- **Your goal**:
Please tally the lines below that contain the word "icon" and reply with the total alone.

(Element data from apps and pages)
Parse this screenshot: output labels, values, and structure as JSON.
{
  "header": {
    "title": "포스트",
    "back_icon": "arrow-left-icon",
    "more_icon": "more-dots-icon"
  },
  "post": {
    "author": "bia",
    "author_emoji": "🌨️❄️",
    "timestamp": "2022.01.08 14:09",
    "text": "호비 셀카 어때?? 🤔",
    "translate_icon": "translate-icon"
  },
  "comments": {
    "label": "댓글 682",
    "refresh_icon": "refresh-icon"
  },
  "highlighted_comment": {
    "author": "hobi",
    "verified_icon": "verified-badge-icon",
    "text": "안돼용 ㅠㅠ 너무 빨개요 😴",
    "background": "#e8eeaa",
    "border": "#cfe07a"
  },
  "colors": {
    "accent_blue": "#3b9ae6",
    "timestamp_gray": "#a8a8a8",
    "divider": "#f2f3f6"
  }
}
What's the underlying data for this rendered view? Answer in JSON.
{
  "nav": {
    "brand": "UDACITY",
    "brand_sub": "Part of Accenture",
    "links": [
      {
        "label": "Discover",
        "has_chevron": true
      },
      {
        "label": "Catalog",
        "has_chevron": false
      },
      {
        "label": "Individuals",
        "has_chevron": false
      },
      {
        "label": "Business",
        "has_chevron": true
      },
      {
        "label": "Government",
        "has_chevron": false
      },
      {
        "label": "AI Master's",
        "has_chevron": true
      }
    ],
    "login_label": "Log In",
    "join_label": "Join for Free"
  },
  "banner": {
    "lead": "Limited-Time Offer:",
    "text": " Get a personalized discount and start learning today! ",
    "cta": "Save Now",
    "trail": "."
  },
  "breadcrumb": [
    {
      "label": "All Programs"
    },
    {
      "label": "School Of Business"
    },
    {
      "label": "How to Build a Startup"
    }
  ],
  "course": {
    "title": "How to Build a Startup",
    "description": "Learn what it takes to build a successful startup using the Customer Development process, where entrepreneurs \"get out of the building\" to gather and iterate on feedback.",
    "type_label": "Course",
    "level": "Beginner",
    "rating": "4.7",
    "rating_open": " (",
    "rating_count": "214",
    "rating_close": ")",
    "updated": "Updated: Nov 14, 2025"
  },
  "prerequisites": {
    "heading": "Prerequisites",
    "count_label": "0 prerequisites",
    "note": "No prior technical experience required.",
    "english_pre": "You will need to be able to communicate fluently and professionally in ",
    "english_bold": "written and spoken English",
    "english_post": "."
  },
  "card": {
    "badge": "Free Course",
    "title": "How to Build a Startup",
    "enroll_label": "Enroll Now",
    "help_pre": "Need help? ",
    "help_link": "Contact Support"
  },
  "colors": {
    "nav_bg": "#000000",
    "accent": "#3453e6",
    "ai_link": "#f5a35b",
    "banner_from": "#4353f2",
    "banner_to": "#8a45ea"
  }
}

- **Task output**:
5